Items from a dataset:
- - -

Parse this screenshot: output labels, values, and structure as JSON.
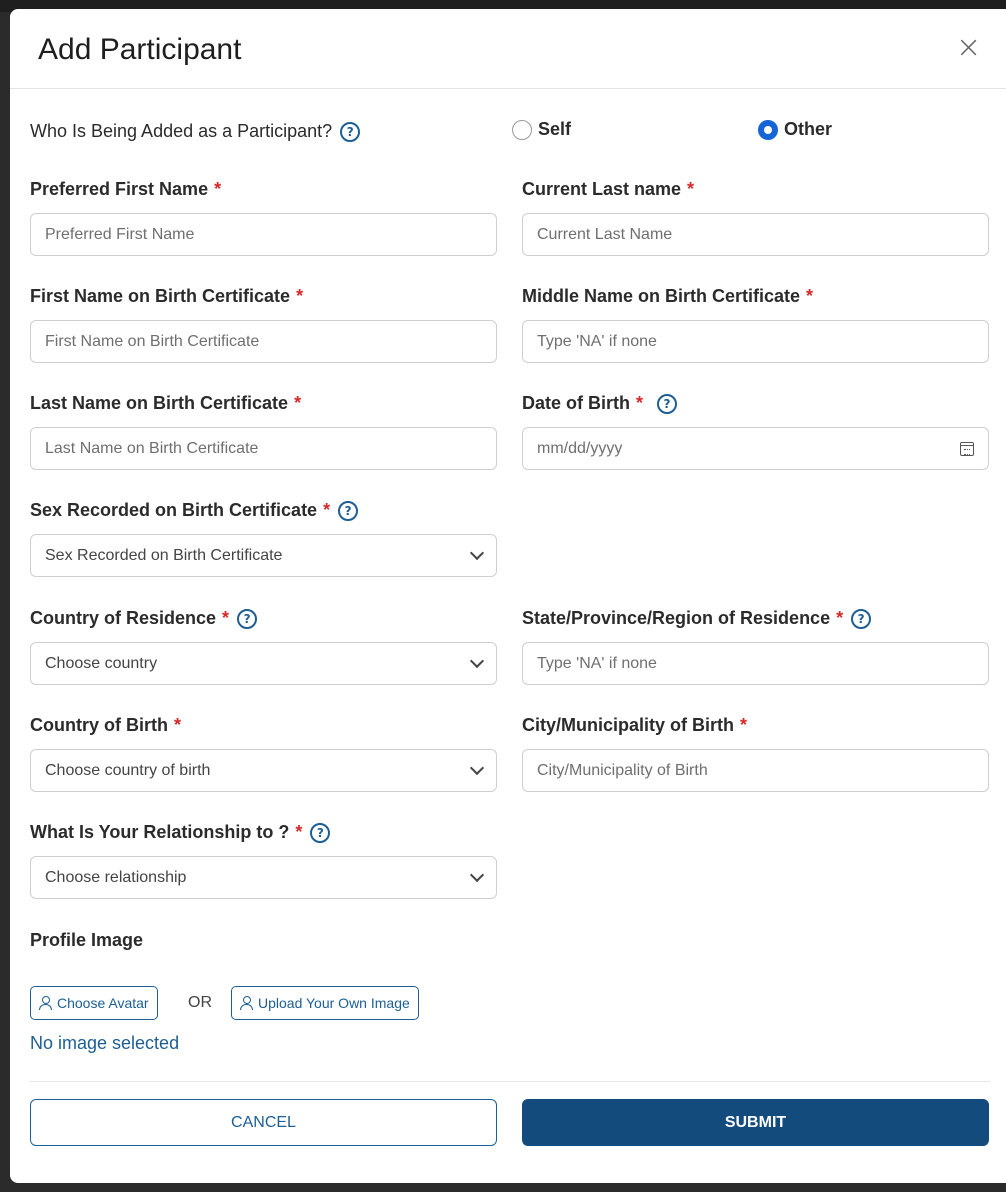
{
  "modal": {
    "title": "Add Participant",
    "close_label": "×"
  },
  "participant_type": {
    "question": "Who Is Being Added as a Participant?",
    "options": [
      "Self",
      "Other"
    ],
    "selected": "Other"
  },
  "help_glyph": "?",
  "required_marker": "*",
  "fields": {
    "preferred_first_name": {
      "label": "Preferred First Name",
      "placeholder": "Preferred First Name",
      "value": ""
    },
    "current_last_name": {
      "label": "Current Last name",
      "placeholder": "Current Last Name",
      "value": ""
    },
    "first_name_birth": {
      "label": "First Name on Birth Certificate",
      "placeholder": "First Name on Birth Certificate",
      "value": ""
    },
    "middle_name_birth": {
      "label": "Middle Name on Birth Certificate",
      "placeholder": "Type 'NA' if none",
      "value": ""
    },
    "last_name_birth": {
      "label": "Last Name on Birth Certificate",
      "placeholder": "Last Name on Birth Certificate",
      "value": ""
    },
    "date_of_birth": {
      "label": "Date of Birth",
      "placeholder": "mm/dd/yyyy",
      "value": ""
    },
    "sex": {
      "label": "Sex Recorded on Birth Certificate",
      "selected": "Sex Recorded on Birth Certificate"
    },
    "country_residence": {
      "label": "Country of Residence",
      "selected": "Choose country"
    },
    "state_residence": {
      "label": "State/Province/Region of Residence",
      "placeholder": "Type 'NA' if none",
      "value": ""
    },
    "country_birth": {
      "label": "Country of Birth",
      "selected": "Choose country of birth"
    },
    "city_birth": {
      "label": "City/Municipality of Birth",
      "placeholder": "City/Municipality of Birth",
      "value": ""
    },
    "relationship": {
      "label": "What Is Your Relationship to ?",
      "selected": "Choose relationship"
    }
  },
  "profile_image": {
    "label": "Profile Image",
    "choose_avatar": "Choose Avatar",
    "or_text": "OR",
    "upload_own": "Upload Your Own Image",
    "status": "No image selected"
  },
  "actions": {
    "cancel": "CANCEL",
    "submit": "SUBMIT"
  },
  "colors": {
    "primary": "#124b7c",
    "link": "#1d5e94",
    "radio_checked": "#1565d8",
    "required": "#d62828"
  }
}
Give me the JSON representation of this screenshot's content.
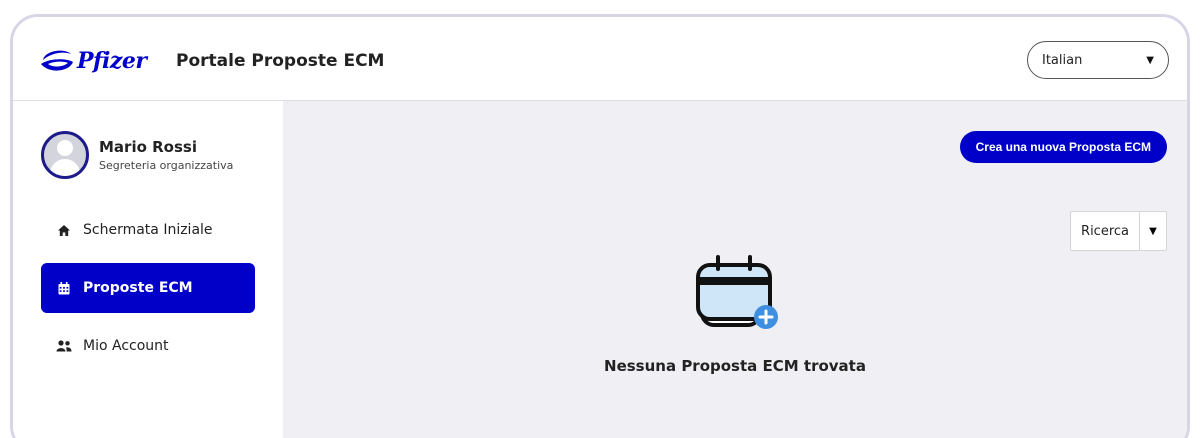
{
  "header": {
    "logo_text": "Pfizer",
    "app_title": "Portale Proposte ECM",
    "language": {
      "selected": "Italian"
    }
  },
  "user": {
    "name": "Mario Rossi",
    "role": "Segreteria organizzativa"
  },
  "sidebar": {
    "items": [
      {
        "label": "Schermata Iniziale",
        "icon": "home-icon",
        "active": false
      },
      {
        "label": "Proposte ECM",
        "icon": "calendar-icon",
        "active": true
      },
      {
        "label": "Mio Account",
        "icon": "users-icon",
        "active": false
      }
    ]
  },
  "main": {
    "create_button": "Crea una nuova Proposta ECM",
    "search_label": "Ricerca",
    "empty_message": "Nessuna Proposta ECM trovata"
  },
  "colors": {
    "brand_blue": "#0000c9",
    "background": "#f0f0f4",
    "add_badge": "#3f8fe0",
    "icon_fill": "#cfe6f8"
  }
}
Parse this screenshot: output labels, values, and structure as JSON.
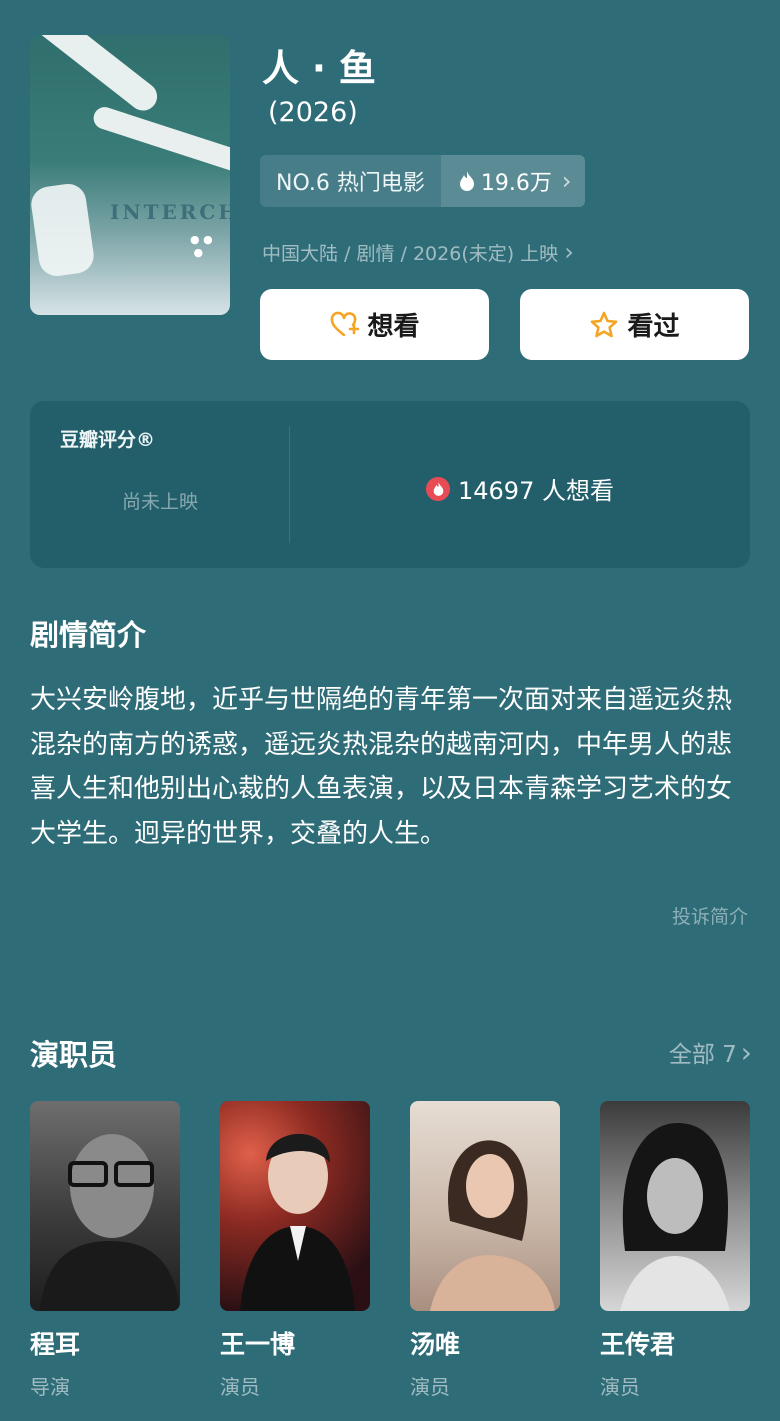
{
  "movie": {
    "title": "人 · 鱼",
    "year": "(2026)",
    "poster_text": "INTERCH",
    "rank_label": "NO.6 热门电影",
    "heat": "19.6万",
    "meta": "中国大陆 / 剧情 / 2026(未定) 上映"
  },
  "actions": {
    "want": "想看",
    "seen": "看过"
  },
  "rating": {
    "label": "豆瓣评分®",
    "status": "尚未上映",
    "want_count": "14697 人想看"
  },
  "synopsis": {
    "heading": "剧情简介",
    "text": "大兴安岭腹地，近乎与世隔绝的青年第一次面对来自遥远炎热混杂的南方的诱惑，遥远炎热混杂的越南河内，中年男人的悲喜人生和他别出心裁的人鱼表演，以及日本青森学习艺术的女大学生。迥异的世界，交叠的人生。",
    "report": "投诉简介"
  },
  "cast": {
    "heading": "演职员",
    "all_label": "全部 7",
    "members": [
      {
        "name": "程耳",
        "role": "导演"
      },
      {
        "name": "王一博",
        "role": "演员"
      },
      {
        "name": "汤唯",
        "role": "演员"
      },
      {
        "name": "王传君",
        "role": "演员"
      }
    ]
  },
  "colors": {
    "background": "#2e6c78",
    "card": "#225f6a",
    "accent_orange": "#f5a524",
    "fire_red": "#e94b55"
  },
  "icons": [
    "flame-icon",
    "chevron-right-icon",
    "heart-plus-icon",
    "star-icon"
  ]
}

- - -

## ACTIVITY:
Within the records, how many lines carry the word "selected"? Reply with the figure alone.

## WRITTEN RESPONSE:
7